**Exercise goal**
Find and copy each line of the data that includes "Property".

====== Dataset ======

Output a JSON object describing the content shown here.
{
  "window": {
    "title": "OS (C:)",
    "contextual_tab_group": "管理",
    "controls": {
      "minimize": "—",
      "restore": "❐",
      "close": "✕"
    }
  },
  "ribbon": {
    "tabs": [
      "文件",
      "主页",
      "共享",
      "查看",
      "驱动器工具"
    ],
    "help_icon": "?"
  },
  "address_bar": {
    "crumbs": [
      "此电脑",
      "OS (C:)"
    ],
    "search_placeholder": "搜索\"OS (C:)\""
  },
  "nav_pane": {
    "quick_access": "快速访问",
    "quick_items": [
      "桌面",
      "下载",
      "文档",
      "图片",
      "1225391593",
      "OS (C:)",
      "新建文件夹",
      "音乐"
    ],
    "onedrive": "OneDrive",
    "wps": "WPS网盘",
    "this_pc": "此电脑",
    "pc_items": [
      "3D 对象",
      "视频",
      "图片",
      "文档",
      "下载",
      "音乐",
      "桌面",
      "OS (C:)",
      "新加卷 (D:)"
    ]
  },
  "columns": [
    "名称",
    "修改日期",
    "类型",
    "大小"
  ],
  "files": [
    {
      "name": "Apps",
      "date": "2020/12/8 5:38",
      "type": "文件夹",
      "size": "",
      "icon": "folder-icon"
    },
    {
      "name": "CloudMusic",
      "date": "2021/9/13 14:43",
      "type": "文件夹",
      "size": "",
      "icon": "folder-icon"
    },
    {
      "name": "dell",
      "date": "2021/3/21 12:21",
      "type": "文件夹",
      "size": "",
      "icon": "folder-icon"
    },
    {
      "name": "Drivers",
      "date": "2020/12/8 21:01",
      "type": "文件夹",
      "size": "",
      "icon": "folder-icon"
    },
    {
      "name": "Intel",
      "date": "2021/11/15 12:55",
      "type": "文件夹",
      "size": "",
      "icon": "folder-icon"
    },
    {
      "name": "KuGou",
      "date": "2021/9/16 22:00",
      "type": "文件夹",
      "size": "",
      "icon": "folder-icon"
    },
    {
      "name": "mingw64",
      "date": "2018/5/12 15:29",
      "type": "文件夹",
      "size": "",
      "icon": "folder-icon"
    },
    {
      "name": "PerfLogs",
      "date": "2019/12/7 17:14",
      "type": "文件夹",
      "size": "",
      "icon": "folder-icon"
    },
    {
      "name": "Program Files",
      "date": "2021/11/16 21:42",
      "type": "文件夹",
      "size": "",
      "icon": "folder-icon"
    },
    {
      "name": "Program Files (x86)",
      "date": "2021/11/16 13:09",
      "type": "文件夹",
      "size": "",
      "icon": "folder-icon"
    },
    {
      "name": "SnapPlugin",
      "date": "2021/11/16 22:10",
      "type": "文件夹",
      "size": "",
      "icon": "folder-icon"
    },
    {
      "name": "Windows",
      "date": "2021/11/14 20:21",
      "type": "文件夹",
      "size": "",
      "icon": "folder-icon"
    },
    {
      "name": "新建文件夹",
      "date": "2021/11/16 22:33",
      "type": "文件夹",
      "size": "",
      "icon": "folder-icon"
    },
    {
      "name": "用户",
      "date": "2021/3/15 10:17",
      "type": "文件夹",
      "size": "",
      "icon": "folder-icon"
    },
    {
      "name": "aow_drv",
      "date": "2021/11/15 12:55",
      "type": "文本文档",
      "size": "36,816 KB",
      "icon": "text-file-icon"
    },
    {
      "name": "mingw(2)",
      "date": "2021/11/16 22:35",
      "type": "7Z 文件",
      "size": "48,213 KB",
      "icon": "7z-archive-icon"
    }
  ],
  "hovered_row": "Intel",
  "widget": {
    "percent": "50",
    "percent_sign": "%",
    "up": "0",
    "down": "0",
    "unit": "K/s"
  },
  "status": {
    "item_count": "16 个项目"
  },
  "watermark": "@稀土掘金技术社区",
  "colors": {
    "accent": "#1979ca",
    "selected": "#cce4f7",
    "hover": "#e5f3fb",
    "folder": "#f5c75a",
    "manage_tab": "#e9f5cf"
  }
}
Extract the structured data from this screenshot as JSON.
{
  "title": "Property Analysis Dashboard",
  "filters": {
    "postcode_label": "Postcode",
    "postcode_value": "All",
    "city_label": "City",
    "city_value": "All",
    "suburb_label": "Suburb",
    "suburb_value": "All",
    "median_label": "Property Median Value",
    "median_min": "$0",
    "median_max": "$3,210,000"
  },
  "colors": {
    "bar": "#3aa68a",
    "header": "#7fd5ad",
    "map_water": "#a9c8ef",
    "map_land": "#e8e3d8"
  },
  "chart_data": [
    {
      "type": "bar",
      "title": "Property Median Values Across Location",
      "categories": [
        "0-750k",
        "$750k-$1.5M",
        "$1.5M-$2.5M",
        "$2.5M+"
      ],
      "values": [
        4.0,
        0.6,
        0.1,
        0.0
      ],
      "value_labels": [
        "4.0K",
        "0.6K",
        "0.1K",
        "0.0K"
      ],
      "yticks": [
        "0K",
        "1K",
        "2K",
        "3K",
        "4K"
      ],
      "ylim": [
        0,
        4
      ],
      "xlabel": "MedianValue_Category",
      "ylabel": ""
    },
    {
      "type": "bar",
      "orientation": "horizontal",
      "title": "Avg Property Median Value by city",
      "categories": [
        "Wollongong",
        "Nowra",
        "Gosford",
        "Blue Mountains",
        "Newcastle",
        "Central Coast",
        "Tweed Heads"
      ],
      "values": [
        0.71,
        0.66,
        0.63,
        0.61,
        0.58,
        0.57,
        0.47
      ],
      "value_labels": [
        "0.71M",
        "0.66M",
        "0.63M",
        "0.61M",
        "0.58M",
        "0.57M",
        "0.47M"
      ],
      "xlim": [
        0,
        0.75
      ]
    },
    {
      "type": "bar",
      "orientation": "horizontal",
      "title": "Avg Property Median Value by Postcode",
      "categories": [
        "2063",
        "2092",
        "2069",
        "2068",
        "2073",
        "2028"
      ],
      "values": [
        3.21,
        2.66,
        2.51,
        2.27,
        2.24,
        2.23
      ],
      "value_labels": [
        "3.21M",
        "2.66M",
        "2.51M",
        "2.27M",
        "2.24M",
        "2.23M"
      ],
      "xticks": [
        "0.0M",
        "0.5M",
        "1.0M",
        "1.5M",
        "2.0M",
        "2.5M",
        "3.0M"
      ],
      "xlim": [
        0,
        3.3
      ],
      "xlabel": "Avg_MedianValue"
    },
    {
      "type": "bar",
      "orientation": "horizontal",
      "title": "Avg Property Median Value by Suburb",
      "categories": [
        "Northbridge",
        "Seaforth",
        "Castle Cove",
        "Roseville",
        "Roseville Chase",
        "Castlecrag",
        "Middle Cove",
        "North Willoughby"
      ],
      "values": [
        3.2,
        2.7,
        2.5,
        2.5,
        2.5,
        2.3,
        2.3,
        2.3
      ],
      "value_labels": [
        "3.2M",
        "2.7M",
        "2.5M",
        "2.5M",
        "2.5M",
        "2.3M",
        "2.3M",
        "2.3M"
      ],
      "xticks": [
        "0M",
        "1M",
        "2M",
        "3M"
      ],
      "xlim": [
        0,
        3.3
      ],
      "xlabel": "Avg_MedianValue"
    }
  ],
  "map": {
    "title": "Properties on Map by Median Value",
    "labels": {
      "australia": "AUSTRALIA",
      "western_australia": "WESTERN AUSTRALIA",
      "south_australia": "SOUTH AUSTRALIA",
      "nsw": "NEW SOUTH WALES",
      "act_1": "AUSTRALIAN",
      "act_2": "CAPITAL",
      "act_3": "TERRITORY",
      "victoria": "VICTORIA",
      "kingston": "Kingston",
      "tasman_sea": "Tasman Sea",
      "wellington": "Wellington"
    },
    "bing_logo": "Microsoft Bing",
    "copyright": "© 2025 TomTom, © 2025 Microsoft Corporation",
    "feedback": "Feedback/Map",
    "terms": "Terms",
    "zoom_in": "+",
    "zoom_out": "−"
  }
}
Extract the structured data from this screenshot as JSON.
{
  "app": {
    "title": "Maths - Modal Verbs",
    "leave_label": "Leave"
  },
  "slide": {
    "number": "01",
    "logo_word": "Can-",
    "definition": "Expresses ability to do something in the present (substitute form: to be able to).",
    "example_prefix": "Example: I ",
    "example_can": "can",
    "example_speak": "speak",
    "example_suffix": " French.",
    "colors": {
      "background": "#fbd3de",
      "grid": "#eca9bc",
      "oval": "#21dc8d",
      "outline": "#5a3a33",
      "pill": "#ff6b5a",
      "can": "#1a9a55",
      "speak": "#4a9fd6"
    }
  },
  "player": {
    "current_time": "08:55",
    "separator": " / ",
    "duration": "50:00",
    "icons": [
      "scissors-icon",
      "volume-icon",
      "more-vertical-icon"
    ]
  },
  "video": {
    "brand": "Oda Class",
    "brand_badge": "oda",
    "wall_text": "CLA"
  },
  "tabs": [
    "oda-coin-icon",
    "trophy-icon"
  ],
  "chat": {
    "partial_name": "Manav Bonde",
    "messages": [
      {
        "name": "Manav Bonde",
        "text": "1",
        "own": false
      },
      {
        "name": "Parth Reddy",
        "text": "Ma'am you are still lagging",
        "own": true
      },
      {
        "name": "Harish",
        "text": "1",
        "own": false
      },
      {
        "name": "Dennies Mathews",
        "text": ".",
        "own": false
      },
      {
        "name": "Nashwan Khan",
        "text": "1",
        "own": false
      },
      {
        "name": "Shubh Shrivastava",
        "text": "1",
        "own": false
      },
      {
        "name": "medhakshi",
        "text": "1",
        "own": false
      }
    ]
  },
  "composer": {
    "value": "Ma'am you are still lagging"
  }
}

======

**Answer**
  "title": "Property Analysis Dashboard",
    "median_label": "Property Median Value",
      "title": "Property Median Values Across Location",
      "title": "Avg Property Median Value by city",
      "title": "Avg Property Median Value by Postcode",
      "title": "Avg Property Median Value by Suburb",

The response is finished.